The plot spins out the would-be fatal pursuit of Radamisto, son of Farasmane, the king of Thrace, by the invading troops of Tiridate, the dastardly king of Armenia, about as far as it can be spun. However much bent on sheer conquest, Tiridate also lusts after Radamisto’s wife, Zenobia, spurning his own, Polissena, Radamisto’s sister. At the final bell, in the last of 32 scenes, the other characters, led by Tiridate’s ally, Tigrane, convince Tiridate of the evil of his ways. He suddenly relents (“What virtue I offended!”), and all’s well.
Fortunately, there are enough great arias (along with a few duets and ensembles) to carry the day, if well performed. Most were magnificently rendered here.
The bass-baritone Luca Pisaroni nearly stole the show, as his characterizations so often do, with his bullying, blustery Tidirate (though Mr. Daniels momentarily upstaged him in return, standing to acknowledge and extend applause for his performance of Radamisto’s great aria “Ombra cara,” just as Mr. Pisaroni was attempting a stage entrance). Mr. Pisaroni made the most of his bravura moments and commanded the stage with his physical presence as well as with his voice.
The other main characters all had lyrical showcases in addition to vocal fireworks, and that is where Mr. Daniels really shone.

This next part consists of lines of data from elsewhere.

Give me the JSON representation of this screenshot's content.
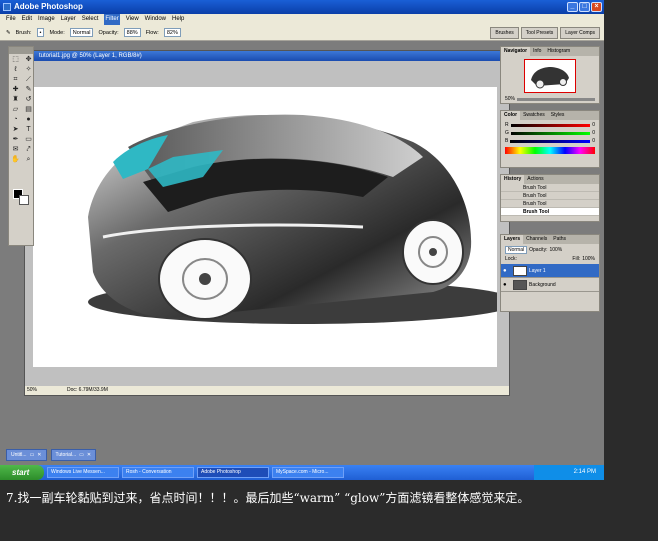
{
  "app": {
    "title": "Adobe Photoshop"
  },
  "menu": [
    "File",
    "Edit",
    "Image",
    "Layer",
    "Select",
    "Filter",
    "View",
    "Window",
    "Help"
  ],
  "active_menu": "Filter",
  "options": {
    "brush_label": "Brush:",
    "mode_label": "Mode:",
    "mode_value": "Normal",
    "opacity_label": "Opacity:",
    "opacity_value": "88%",
    "flow_label": "Flow:",
    "flow_value": "82%"
  },
  "palette_well": [
    "Brushes",
    "Tool Presets",
    "Layer Comps"
  ],
  "document": {
    "title": "tutorial1.jpg @ 50% (Layer 1, RGB/8#)",
    "zoom": "50%",
    "doc_size": "Doc: 6.79M/33.9M"
  },
  "navigator": {
    "tabs": [
      "Navigator",
      "Info",
      "Histogram"
    ],
    "zoom": "50%"
  },
  "color": {
    "tabs": [
      "Color",
      "Swatches",
      "Styles"
    ],
    "channels": [
      "R",
      "G",
      "B"
    ],
    "r_val": "0",
    "g_val": "0",
    "b_val": "0"
  },
  "history": {
    "tabs": [
      "History",
      "Actions"
    ],
    "items": [
      "Brush Tool",
      "Brush Tool",
      "Brush Tool",
      "Brush Tool"
    ]
  },
  "layers": {
    "tabs": [
      "Layers",
      "Channels",
      "Paths"
    ],
    "blend": "Normal",
    "opacity_label": "Opacity:",
    "opacity_value": "100%",
    "lock_label": "Lock:",
    "fill_label": "Fill:",
    "fill_value": "100%",
    "rows": [
      "Layer 1",
      "Background"
    ]
  },
  "mini_windows": [
    "Untitl...",
    "Tutorial..."
  ],
  "taskbar": {
    "start": "start",
    "tasks": [
      "Windows Live Messen...",
      "Rosh - Conversation",
      "Adobe Photoshop",
      "MySpace.com - Micro..."
    ],
    "active_task": 2,
    "clock": "2:14 PM"
  },
  "caption": "7.找一副车轮黏贴到过来，省点时间！！！。最后加些“warm” “glow”方面滤镜看整体感觉来定。",
  "colors": {
    "titlebar": "#0a3ea8",
    "taskbar": "#1f5fd4",
    "start": "#2d8d2a",
    "car_glass": "#2fb8c4"
  }
}
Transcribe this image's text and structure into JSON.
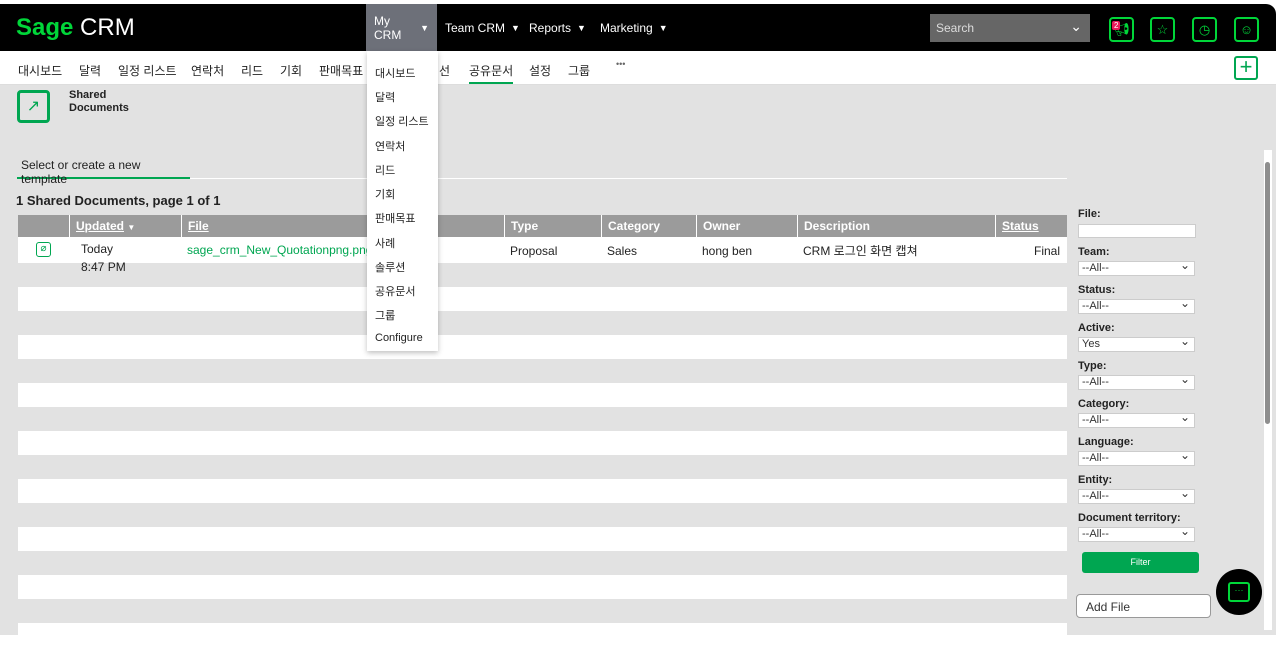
{
  "app": {
    "logo_brand": "Sage",
    "logo_product": "CRM"
  },
  "topnav": [
    {
      "label": "My CRM"
    },
    {
      "label": "Team CRM"
    },
    {
      "label": "Reports"
    },
    {
      "label": "Marketing"
    }
  ],
  "search": {
    "placeholder": "Search"
  },
  "notifications": {
    "count": "2"
  },
  "subnav": [
    "대시보드",
    "달력",
    "일정 리스트",
    "연락처",
    "리드",
    "기회",
    "판매목표",
    "선",
    "공유문서",
    "설정",
    "그룹",
    "•••"
  ],
  "dropdown": [
    "대시보드",
    "달력",
    "일정 리스트",
    "연락처",
    "리드",
    "기회",
    "판매목표",
    "사례",
    "솔루션",
    "공유문서",
    "그룹",
    "Configure"
  ],
  "page": {
    "title_line1": "Shared",
    "title_line2": "Documents",
    "tab": "Select or create a new template",
    "count_text": "1 Shared Documents, page 1 of 1"
  },
  "table": {
    "columns": [
      "",
      "Updated",
      "File",
      "Type",
      "Category",
      "Owner",
      "Description",
      "Status"
    ],
    "rows": [
      {
        "updated_day": "Today",
        "updated_time": "8:47 PM",
        "file": "sage_crm_New_Quotationpng.png",
        "type": "Proposal",
        "category": "Sales",
        "owner": "hong ben",
        "description": "CRM 로그인 화면 캡쳐",
        "status": "Final"
      }
    ]
  },
  "filters": {
    "file_label": "File:",
    "team_label": "Team:",
    "team": "--All--",
    "status_label": "Status:",
    "status": "--All--",
    "active_label": "Active:",
    "active": "Yes",
    "type_label": "Type:",
    "type": "--All--",
    "category_label": "Category:",
    "category": "--All--",
    "language_label": "Language:",
    "language": "--All--",
    "entity_label": "Entity:",
    "entity": "--All--",
    "territory_label": "Document territory:",
    "territory": "--All--",
    "filter_button": "Filter",
    "add_file": "Add File"
  },
  "colors": {
    "accent": "#00a651",
    "brand": "#00d639"
  }
}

His fioritura sometimes sounded approximate, partly, perhaps, because it did not always project well. His more subdued and reflective arias, on the other hand, especially that “Ombra cara,” were nothing but gorgeous.
The women were all excellent: the soprano Joélle Harvey, assured if not imposing in the trouser role of Tigrane; another soprano, Brenda Rae, sturdy yet suitably vulnerable as Polissena; and the mezzo-soprano Patricia Bardon, utterly melting as Zenobia. David Kravitz, a baritone, was more than adequate to the smaller role of Farasmane.
This was the first in a series of Handel operas and oratorios to be presented in concert by Carnegie Hall, with Mr. Bicket and the English Concert. “Theodora,” another musical gem, was recently announced for next February.